Source data

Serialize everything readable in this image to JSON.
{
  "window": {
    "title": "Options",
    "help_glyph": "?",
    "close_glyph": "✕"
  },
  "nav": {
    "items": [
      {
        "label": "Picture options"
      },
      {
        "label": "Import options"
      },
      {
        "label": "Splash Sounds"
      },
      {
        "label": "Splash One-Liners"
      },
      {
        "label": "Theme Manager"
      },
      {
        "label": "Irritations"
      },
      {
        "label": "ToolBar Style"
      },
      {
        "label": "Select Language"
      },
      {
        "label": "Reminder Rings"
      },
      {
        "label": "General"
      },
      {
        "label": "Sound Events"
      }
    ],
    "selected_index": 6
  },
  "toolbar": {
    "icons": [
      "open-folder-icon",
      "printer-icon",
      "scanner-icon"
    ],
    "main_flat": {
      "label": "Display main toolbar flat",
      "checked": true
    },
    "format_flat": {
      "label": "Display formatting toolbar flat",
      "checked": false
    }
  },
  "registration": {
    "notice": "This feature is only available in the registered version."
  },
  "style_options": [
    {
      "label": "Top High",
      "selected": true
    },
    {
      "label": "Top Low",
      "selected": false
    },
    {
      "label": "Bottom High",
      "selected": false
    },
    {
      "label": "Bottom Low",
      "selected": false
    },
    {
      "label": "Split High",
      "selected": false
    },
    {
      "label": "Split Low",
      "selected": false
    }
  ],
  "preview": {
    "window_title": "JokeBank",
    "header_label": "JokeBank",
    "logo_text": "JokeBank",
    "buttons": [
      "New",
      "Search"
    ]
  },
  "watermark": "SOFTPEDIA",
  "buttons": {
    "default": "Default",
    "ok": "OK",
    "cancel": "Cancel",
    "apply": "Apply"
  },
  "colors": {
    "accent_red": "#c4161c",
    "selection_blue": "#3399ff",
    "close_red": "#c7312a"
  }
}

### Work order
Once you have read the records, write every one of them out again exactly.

### Response to this exercise
Serialize everything readable in this image to JSON.
{
  "window": {
    "title": "Options",
    "help_glyph": "?",
    "close_glyph": "✕"
  },
  "nav": {
    "items": [
      {
        "label": "Picture options"
      },
      {
        "label": "Import options"
      },
      {
        "label": "Splash Sounds"
      },
      {
        "label": "Splash One-Liners"
      },
      {
        "label": "Theme Manager"
      },
      {
        "label": "Irritations"
      },
      {
        "label": "ToolBar Style"
      },
      {
        "label": "Select Language"
      },
      {
        "label": "Reminder Rings"
      },
      {
        "label": "General"
      },
      {
        "label": "Sound Events"
      }
    ],
    "selected_index": 6
  },
  "toolbar": {
    "icons": [
      "open-folder-icon",
      "printer-icon",
      "scanner-icon"
    ],
    "main_flat": {
      "label": "Display main toolbar flat",
      "checked": true
    },
    "format_flat": {
      "label": "Display formatting toolbar flat",
      "checked": false
    }
  },
  "registration": {
    "notice": "This feature is only available in the registered version."
  },
  "style_options": [
    {
      "label": "Top High",
      "selected": true
    },
    {
      "label": "Top Low",
      "selected": false
    },
    {
      "label": "Bottom High",
      "selected": false
    },
    {
      "label": "Bottom Low",
      "selected": false
    },
    {
      "label": "Split High",
      "selected": false
    },
    {
      "label": "Split Low",
      "selected": false
    }
  ],
  "preview": {
    "window_title": "JokeBank",
    "header_label": "JokeBank",
    "logo_text": "JokeBank",
    "buttons": [
      "New",
      "Search"
    ]
  },
  "watermark": "SOFTPEDIA",
  "buttons": {
    "default": "Default",
    "ok": "OK",
    "cancel": "Cancel",
    "apply": "Apply"
  },
  "colors": {
    "accent_red": "#c4161c",
    "selection_blue": "#3399ff",
    "close_red": "#c7312a"
  }
}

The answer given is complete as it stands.